Prime Minister Scott Morrison has singled-out Centrelink’s $1 billion core system replacement as crucial for rebuilding the confidence of everyday Australians dealing with government online, warning public servants it must deliver improvements for customers, not just bureaucrats.
In his first major public address to the federal bureaucracy at Parliament's Great Hall on Monday, the former social services minister demanded “a step change in service delivery” from agency chiefs, warning them that the creation of Services Australia was not a “fancy rebranding exercise.”
Morrison’s tough talk is the strongest signal yet that he is personally prepared to come down hard on persistent customer experience issues across the former Human Services portfolio that range from ham fisted Robodebt calculations to unacceptable call-centre waiting times.
“The process we have been going through with WPIT now for some time is the biggest ICT program we have seen in the public service. It is a beast of a thing to accomplish. It has been going for many years and I think we are making extraordinary progress,” Morrison said before putting bureaucrats on notice.
“What we have to keep in mind when we drive those ICT projects is again, keep the customer in sight.
“It is not about making the public service’s job easier, it is actually about making the service deliver to the customer. To the public. To the citizen.
“You have to look at these systems from the outside in, not just inside out,” Morrison said.
The PM’s stance is an important recalibration of the Coalition’s stance on the use of technology in the welfare and social services sector because it overtly shifts the focus from automation, efficiency and fraud crackdowns to making the bureaucracy easier to deal with.
It also sends a signal that the notion of a welfare system so cumbersome and slow it acts as punitive discouragement to those using it has had its time, and could become a vote-loser unless everyday functions improve.
Having remodeled the Howard-era creation of Human Services into Services Australia following the successful New South Wales tech-led omni-channel government services model, Morrison soon after his re-election sent in seasoned state and federal IT reformer Martin Hoffman to spearhead the reform taskforce.
Since then, Morrison has also appointed Treasury Secretary Phil Gaetjens to become the head of the Department of Prime Minister and Cabinet and the public service chief.
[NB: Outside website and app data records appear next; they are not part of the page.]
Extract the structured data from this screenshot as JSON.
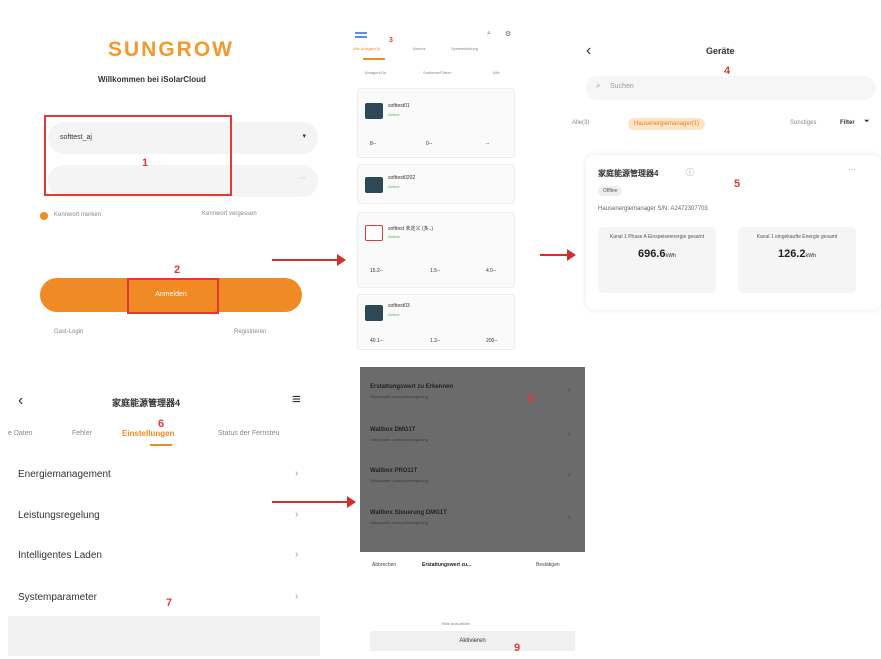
{
  "login": {
    "logo": "SUNGROW",
    "welcome": "Willkommen bei iSolarCloud",
    "username_value": "softtest_aj",
    "dropdown_glyph": "▾",
    "password_toggle": "···",
    "remember_label": "Kennwort merken",
    "forgot_label": "Kennwort vergessen",
    "login_button": "Anmelden",
    "guest_login": "Gast-Login",
    "register": "Registrieren",
    "step1": "1",
    "step2": "2"
  },
  "plant_list": {
    "tabs": [
      "Alle Anlagen(4)",
      "Alarme",
      "Systemleistung"
    ],
    "filters": [
      "Anlagen/Ort",
      "Sortieren/Filtern",
      "Alle"
    ],
    "cards": [
      {
        "name": "softtest01",
        "status": "Online",
        "values": [
          "8--",
          "0--",
          "--"
        ]
      },
      {
        "name": "softtest0202",
        "status": "Online",
        "values": []
      },
      {
        "name": "softtest 未定义 (多..)",
        "status": "Online",
        "values": [
          "15.2--",
          "1.5--",
          "4.0--"
        ]
      },
      {
        "name": "softtest03",
        "status": "Online",
        "values": [
          "40.1--",
          "1.3--",
          "200--"
        ]
      }
    ],
    "step3": "3"
  },
  "devices": {
    "back": "‹",
    "title": "Geräte",
    "search_placeholder": "Suchen",
    "filter_left": "Alle(3)",
    "active_chip": "Hausenergiemanager(1)",
    "filter_right": "Sonstiges",
    "filter_label": "Filter",
    "device_name": "家庭能源管理器4",
    "device_status": "Offline",
    "device_sn": "Hausenergiemanager S/N: A2472307703",
    "more": "···",
    "metric1_label": "Kanal 1 Phase A Einspeiseenergie gesamt",
    "metric1_value": "696.6",
    "metric1_unit": "kWh",
    "metric2_label": "Kanal 1 eingekaufte Energie gesamt",
    "metric2_value": "126.2",
    "metric2_unit": "kWh",
    "step4": "4",
    "step5": "5"
  },
  "settings": {
    "back": "‹",
    "title": "家庭能源管理器4",
    "menu_icon": "≡",
    "tabs": [
      "e Daten",
      "Fehler",
      "Einstellungen",
      "Status der Fernsteu"
    ],
    "rows": [
      "Energiemanagement",
      "Leistungsregelung",
      "Intelligentes Laden",
      "Systemparameter"
    ],
    "chevron": "›",
    "step6": "6",
    "step7": "7"
  },
  "dropdown": {
    "items": [
      {
        "title": "Erstattungswert zu Erkennen",
        "sub": "Gekoppelte Ladepunktsregelung"
      },
      {
        "title": "Wallbox DMG1T",
        "sub": "Gekoppelte Ladepunktsregelung"
      },
      {
        "title": "Wallbox PRO11T",
        "sub": "Gekoppelte Ladepunktsregelung"
      },
      {
        "title": "Wallbox Steuerung DMG1T",
        "sub": "Gekoppelte Ladepunktsregelung"
      }
    ],
    "chevron": "›",
    "bottom_tabs": [
      "Abbrechen",
      "Erstattungswert zu...",
      "Bestätigen"
    ],
    "hint": "Bitte auswählen",
    "activate_button": "Aktivieren",
    "step8": "8",
    "step9": "9"
  },
  "colors": {
    "accent": "#f08a24",
    "step_red": "#e53935",
    "arrow_red": "#d32f2f"
  }
}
A former NSW Treasury chief, Gaetjens has also acted as chief of staff to Morrison as well as former Treasurer Peter Costello.
A fundamental frustration between agencies has been the sheer size and legacy architecture of Centrelink’s 30 year old transactional system that has slowed down and encumbered a range of policy changes and initiatives distributed through the welfare system.
Under the Howard government, means testing for a range of benefits was often avoided altogether in order to land electoral welfare sweetners into bank accounts before polls were held, essentially a policy hack to avoid recoding welfare systems.
After respectfully warning bureaucrats that the lack of talent in its upper and senior ranks that did not have experience outside the public services amounted to a “failure of public sector management”, Morrison said he now expected the public service to “look beyond the bubble”.
The public service needed to be more open to outsiders he said, before setting out broader tech expectations, but keeping major changes under wraps ahead of the delivery of former Tesltra CEO David Thodey’s root and branch review of the APS.
That review, which is being assisted by the head of ANZ’s digital bank and transformation program Maile Carnegie, is expected to land shortly and provide the catalyst for wholesale reform of APS technology and service delivery.
There is some expectation the review will revisit the possibility of the government buying in some common transactional processing capacity from the financial services sector rather than trying to build giant monolithic mainframe estates in each agency.
On the digital efficiency front, Morrison said public servants needs to be able to grasp the potential for tech-led improvements, not for the tech but for the outcomes
“I am a big fan of regtech, whether that’s in the financial sector or elsewhere,” he said.
“Regulation is supposed to help get better decisions. I don’t think the public see it that way because [they] often can’t see the benefits of what the regulation is intending to achieve. That’s because it’s bound up in these massive big thick volumes. Digital technologies have the ability to demystify all of that.”
Morrison said he hoped legislation would start to be written as “computer code” within the next decade, if not sooner.
“Because when it is written in code that makes for its very rapid implementation and application to the various practices it is seeking to regulate,” the PM said.
“Government needs to connect instantaneously and seamlessly with Australians to answer questions, provide services, make payments and solve problems,” Morrison said of the state he wants the public service to get to.
“When they engage with the public service, they should not feel like they are going back in time.”